Scandinavia Mills, Cleckheaton, 1907
In 1879, William Fenton, a manufacturer of textile belting for machinery and Walter Willson Cobbett, a merchant distributor became partners and established a small belting works in Dundee, Scotland.
For its first thirty years, the company's main product was solid woven belting used primarily for power transmission and mechanical conveying in industries such as mining. In 1901 the business established a new base in Cleckheaton, West Yorkshire, UK and in 1911 was renamed Scandinavia Belting Limited. With the coming of war in 1914, Government orders took priority and production was switched to khaki and brace webbing and puttee tape. In 1925 the company changed its name again to BB&A Limited.
Over time the company's manufacturing interests grew to include a wide range of industrial products and automotive products, sold and manufactured around the world. By the early 1980's around one third of its employees were based outside the UK.

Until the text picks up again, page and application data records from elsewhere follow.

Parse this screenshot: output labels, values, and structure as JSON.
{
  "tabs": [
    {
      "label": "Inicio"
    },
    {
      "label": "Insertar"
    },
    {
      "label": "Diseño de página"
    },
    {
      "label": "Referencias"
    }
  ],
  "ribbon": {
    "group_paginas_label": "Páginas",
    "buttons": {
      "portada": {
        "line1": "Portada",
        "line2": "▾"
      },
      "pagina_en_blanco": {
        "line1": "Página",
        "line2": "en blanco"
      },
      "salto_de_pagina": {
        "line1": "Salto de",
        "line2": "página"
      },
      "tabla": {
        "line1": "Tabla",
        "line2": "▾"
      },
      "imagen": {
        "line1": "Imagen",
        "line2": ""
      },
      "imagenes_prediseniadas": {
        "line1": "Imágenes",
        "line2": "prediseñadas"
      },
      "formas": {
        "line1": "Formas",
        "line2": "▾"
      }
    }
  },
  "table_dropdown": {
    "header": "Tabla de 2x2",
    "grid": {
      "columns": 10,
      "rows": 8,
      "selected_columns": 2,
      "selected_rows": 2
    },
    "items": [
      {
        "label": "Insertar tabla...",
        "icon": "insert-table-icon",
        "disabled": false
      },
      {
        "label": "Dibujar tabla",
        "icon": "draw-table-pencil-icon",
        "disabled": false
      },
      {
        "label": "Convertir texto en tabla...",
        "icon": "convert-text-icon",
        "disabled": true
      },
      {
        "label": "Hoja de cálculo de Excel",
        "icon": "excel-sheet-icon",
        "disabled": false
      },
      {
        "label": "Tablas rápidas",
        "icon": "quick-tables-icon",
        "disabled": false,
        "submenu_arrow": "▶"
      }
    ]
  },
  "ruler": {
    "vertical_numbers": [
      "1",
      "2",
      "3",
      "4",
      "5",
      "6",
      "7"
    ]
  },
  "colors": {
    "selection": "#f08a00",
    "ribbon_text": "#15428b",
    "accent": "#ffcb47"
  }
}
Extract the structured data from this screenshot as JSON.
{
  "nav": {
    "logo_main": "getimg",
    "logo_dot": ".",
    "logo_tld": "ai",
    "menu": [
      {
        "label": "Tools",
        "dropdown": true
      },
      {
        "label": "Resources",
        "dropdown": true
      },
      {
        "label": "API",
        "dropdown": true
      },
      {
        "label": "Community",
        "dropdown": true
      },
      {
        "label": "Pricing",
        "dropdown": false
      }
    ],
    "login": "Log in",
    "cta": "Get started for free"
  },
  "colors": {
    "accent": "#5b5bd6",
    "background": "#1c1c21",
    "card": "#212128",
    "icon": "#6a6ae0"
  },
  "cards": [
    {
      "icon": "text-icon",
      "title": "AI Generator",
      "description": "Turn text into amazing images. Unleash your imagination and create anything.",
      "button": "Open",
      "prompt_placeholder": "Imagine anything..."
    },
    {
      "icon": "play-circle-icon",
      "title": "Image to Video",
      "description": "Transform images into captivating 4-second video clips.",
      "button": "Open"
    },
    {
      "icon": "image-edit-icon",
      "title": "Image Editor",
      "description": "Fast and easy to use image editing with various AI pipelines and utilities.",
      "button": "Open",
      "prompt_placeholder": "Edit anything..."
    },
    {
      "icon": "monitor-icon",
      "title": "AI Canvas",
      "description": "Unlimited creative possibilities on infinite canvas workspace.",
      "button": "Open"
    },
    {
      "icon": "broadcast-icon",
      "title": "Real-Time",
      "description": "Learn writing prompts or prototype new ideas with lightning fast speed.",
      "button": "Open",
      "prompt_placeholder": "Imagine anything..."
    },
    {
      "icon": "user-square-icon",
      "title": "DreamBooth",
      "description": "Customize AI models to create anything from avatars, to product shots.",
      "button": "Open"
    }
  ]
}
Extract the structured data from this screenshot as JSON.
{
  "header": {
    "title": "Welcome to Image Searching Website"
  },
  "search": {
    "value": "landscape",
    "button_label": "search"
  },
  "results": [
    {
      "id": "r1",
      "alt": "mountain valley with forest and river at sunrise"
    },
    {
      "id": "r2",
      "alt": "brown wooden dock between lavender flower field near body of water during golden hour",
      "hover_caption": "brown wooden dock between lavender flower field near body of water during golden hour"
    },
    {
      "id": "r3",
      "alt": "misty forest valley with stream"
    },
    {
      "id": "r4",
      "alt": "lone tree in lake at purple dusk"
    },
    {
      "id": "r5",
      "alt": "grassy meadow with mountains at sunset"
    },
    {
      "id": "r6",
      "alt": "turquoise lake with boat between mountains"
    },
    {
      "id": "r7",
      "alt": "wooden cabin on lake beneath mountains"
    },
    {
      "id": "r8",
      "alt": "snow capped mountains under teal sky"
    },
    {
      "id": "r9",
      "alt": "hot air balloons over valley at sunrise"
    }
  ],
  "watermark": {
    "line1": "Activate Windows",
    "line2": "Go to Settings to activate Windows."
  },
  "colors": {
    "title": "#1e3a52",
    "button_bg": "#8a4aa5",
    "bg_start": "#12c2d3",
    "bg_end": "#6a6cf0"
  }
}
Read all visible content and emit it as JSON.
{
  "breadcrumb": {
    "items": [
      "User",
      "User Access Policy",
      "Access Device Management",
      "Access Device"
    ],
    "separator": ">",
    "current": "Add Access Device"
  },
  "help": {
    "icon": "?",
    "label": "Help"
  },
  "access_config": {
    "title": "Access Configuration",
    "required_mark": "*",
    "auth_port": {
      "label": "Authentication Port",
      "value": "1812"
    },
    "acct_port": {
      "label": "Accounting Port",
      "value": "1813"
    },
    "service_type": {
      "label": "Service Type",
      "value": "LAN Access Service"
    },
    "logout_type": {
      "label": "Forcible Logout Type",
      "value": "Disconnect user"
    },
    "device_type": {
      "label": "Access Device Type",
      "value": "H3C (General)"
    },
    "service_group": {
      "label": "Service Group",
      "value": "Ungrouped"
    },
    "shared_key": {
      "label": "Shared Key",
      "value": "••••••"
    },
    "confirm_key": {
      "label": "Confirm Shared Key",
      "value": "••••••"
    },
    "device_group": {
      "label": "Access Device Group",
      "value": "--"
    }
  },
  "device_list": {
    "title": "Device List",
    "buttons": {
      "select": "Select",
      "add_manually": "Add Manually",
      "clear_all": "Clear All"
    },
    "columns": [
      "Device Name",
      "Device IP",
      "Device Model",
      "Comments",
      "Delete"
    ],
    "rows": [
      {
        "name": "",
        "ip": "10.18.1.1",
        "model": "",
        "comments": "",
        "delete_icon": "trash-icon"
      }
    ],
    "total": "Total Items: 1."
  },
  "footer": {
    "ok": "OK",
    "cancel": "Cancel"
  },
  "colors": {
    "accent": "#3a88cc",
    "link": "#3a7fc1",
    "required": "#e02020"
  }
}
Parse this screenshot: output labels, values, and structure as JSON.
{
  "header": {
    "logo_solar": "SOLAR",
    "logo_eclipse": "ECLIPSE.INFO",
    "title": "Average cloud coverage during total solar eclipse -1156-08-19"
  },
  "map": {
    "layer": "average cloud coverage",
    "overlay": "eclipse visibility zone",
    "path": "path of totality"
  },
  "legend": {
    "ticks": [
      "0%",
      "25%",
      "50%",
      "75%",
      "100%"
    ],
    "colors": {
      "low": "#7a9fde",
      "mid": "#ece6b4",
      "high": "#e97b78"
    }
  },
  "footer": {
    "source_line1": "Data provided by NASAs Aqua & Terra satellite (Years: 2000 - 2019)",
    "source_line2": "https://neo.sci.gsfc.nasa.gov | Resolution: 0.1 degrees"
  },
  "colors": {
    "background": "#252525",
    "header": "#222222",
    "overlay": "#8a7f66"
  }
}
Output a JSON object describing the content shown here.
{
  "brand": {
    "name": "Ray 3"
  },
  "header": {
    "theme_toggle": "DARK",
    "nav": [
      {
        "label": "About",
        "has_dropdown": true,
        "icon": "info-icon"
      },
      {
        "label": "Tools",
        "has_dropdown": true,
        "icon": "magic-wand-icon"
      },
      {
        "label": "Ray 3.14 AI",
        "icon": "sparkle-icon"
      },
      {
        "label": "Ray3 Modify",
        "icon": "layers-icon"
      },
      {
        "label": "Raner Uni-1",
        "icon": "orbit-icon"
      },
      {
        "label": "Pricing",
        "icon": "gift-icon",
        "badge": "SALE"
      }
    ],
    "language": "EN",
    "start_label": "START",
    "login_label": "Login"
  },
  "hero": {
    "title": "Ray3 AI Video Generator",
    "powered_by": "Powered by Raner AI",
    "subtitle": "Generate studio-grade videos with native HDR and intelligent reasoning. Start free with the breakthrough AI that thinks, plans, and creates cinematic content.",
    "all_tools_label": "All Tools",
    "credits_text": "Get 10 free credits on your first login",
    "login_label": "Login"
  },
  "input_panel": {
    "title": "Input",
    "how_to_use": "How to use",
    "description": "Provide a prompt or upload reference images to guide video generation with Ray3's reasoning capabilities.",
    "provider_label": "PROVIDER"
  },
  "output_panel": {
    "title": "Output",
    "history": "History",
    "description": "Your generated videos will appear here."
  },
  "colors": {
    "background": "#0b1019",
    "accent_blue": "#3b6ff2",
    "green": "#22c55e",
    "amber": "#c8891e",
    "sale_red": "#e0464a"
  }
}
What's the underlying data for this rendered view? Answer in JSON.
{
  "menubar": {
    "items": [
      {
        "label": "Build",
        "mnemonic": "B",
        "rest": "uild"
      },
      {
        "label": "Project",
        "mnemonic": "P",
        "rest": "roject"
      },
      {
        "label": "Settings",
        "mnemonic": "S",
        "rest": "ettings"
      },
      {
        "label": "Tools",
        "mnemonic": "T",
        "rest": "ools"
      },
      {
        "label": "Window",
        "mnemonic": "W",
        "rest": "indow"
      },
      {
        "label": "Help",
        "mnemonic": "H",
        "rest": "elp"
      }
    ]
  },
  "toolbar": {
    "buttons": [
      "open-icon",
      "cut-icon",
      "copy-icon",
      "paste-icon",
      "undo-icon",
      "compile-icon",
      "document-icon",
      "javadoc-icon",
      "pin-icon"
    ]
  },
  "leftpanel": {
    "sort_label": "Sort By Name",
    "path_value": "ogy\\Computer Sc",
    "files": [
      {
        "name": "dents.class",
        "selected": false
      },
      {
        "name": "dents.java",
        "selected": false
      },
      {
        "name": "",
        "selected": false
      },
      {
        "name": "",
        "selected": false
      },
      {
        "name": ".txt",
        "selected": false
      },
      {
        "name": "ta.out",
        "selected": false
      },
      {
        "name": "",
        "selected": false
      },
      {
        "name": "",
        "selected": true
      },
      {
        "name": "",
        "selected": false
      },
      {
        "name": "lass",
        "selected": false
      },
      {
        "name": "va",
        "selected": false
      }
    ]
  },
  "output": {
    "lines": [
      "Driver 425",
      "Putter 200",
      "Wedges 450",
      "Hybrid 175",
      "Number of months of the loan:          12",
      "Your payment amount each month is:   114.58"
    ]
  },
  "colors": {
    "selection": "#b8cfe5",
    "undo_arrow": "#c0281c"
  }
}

The company's involvement in automotive products developed from its weaving expertise when, in 1908, large quantities of belting were ordered from America by Henry Ford. At first, it was not known what these would be used for but it was later discovered that the belting was being used as transmission linings on Ford's new Model T motor car. Within six years the Cleckheaton factory was producing 40,000 feet of linings every week and went on to produce new linings for other car manufacturers including Morris, Austin and Vauxhall in the UK and Renault and Bugatti in France.
The company's automotive and friction products business developed quickly under the brand name Mintex. During the second world war friction materials were in great demand, both on the ground and in the air. Over ninety percent of the total supplies of brake linings for British aircraft came from Cleckheaton with Mintex materials fitted to the Spitfire, Hurricane, Typhoon and Wellington as well as other planes. On the ground, Mintex materials were fitted to many of Britain's tanks including the Churchill and the Cromwell and army webbing and parachute harnesses and fire hoses were woven on the company's looms.
Mintex played a key role in the development of disc brake pads from the early 1950s both in the UK and abroad. In 1959, Jaguar became the first company to fit disc brake pads to its production model cars and, from there, other manufacturers followed. By the early 1980s the BBA Group, the holding company created in 1967 and now mostly focused on automotive and friction materials, was the world's largest supplier of original equipment brake pads to the automotive industry.
Aviation & nonwovens
In 1986 BBA Group made its first major move into aviation by acquiring the UK based landing gear and hydraulics business APPH within its automotive business and a similar business in the US. It also acquired its first nonwoven fabrics business by buying a part share in US nonwovens business Reemay.